When George MacDonald Fraser sat down to pen Flashman, the first volume of what would eventually become a thirteen-book series known as ‘The Flashman Papers’, one doubts he knew how enduring his titular character would become. A minor figure in Thomas Hughes’ Tom Brown’s School Days, Sir Harry Paget Flashman may have remained just that had Fraser not plucked him from the pages of the earlier novel and used him as the anti-hero of his own.

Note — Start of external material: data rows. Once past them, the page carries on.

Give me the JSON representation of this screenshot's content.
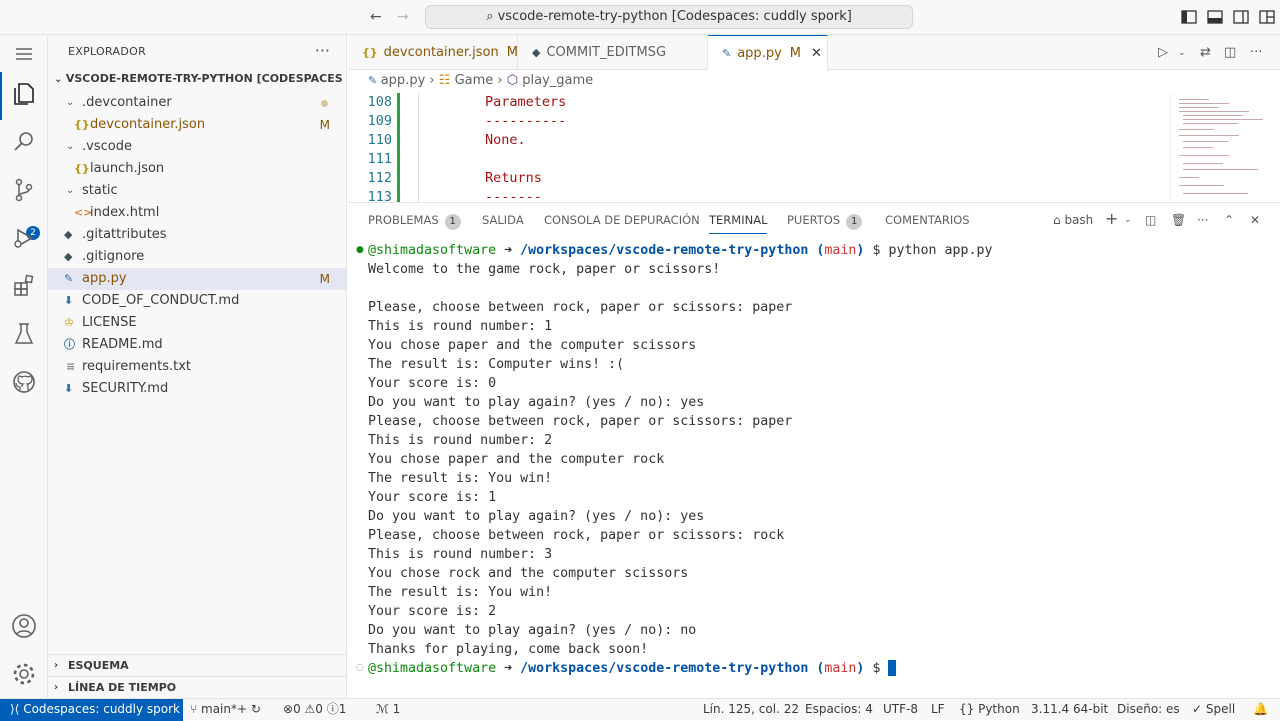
{
  "titlebar": {
    "search": "vscode-remote-try-python [Codespaces: cuddly spork]"
  },
  "activity": {
    "scm_badge": "2"
  },
  "sidebar": {
    "title": "EXPLORADOR",
    "root": "VSCODE-REMOTE-TRY-PYTHON [CODESPACES: CUD...",
    "items": [
      {
        "label": ".devcontainer",
        "badge": ""
      },
      {
        "label": "devcontainer.json",
        "badge": "M"
      },
      {
        "label": ".vscode",
        "badge": ""
      },
      {
        "label": "launch.json",
        "badge": ""
      },
      {
        "label": "static",
        "badge": ""
      },
      {
        "label": "index.html",
        "badge": ""
      },
      {
        "label": ".gitattributes",
        "badge": ""
      },
      {
        "label": ".gitignore",
        "badge": ""
      },
      {
        "label": "app.py",
        "badge": "M"
      },
      {
        "label": "CODE_OF_CONDUCT.md",
        "badge": ""
      },
      {
        "label": "LICENSE",
        "badge": ""
      },
      {
        "label": "README.md",
        "badge": ""
      },
      {
        "label": "requirements.txt",
        "badge": ""
      },
      {
        "label": "SECURITY.md",
        "badge": ""
      }
    ],
    "outline": "ESQUEMA",
    "timeline": "LÍNEA DE TIEMPO"
  },
  "tabs": [
    {
      "label": "devcontainer.json",
      "mod": "M"
    },
    {
      "label": "COMMIT_EDITMSG",
      "mod": ""
    },
    {
      "label": "app.py",
      "mod": "M"
    }
  ],
  "breadcrumb": {
    "file": "app.py",
    "cls": "Game",
    "fn": "play_game"
  },
  "code": [
    {
      "n": "108",
      "t": "Parameters"
    },
    {
      "n": "109",
      "t": "----------"
    },
    {
      "n": "110",
      "t": "None."
    },
    {
      "n": "111",
      "t": ""
    },
    {
      "n": "112",
      "t": "Returns"
    },
    {
      "n": "113",
      "t": "-------"
    }
  ],
  "panel": {
    "tabs": {
      "problems": "PROBLEMAS",
      "problems_count": "1",
      "output": "SALIDA",
      "debug": "CONSOLA DE DEPURACIÓN",
      "terminal": "TERMINAL",
      "ports": "PUERTOS",
      "ports_count": "1",
      "comments": "COMENTARIOS"
    },
    "shell": "bash"
  },
  "terminal": {
    "user": "@shimadasoftware",
    "arrow": "➜",
    "path": "/workspaces/vscode-remote-try-python",
    "branch_open": "(",
    "branch": "main",
    "branch_close": ")",
    "prompt": "$",
    "command": "python app.py",
    "lines": [
      "Welcome to the game rock, paper or scissors!",
      "",
      "Please, choose between rock, paper or scissors: paper",
      "This is round number: 1",
      "You chose paper and the computer scissors",
      "The result is: Computer wins! :(",
      "Your score is: 0",
      "Do you want to play again? (yes / no): yes",
      "Please, choose between rock, paper or scissors: paper",
      "This is round number: 2",
      "You chose paper and the computer rock",
      "The result is: You win!",
      "Your score is: 1",
      "Do you want to play again? (yes / no): yes",
      "Please, choose between rock, paper or scissors: rock",
      "This is round number: 3",
      "You chose rock and the computer scissors",
      "The result is: You win!",
      "Your score is: 2",
      "Do you want to play again? (yes / no): no",
      "Thanks for playing, come back soon!"
    ]
  },
  "status": {
    "remote": "Codespaces: cuddly spork",
    "branch": "main*+",
    "problems": "0",
    "warnings": "0",
    "info": "1",
    "ports": "1",
    "position": "Lín. 125, col. 22",
    "spaces": "Espacios: 4",
    "encoding": "UTF-8",
    "eol": "LF",
    "language": "Python",
    "interpreter": "3.11.4 64-bit",
    "layout": "Diseño: es",
    "spell": "Spell"
  }
}
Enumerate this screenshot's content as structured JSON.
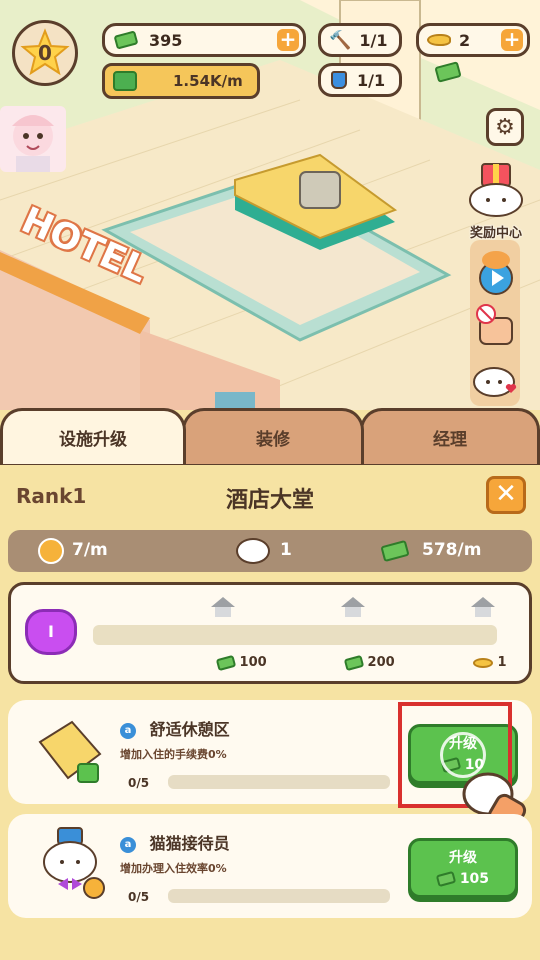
{
  "hud": {
    "level": "0",
    "cash": "395",
    "income_rate": "1.54K/m",
    "hammer": "1/1",
    "fish": "2",
    "potion": "1/1"
  },
  "side_menu": {
    "reward_center": "奖励中心"
  },
  "scene": {
    "hotel_sign": "HOTEL"
  },
  "tabs": [
    {
      "label": "设施升级",
      "active": true
    },
    {
      "label": "装修",
      "active": false
    },
    {
      "label": "经理",
      "active": false
    }
  ],
  "panel": {
    "rank": "Rank1",
    "title": "酒店大堂",
    "stats": {
      "time": "7/m",
      "cats": "1",
      "income": "578/m"
    },
    "progress": {
      "cat_level": "I",
      "milestones": [
        {
          "cost": "100"
        },
        {
          "cost": "200"
        },
        {
          "cost": "1",
          "currency": "fish"
        }
      ]
    }
  },
  "upgrades": [
    {
      "name": "舒适休憩区",
      "desc": "增加入住的手续费0%",
      "progress": "0/5",
      "button_label": "升级",
      "cost": "10"
    },
    {
      "name": "猫猫接待员",
      "desc": "增加办理入住效率0%",
      "progress": "0/5",
      "button_label": "升级",
      "cost": "105"
    }
  ],
  "colors": {
    "accent_orange": "#f6a63a",
    "green": "#5cc24e",
    "highlight_red": "#d9302e"
  }
}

In Fraser’s vision, Flashman went on to become a decorated war hero, with a Zelig-like capacity to get tangled up in every great conflict and diplomatic intrigue of the second half of the 19th Century. The discovery of his memoirs in an auction house in Ashby, Leicestershire—a ruse repeated with the straightest of faces at the beginning of every volume—revealed his reputation to be entirely unearned: in the twilight of his years, in an attempt to set the record straight, Flashman gleefully revealed himself to be a lying, cheating, philandering coward who owed his reputation, accolades and knighthood to a cold-hearted willingness to betray his friends, look out for himself, and, when in doubt, run away. (Fraser died before Flashman had the chance to write down everything he had to say. The character’s oft hinted-at role in the American Civil War—all we know is that he was at Appomattox and that Lincoln softly whistled ‘Dixie’ to him at the war’s conclusion—regrettably never got the novel it was promised.)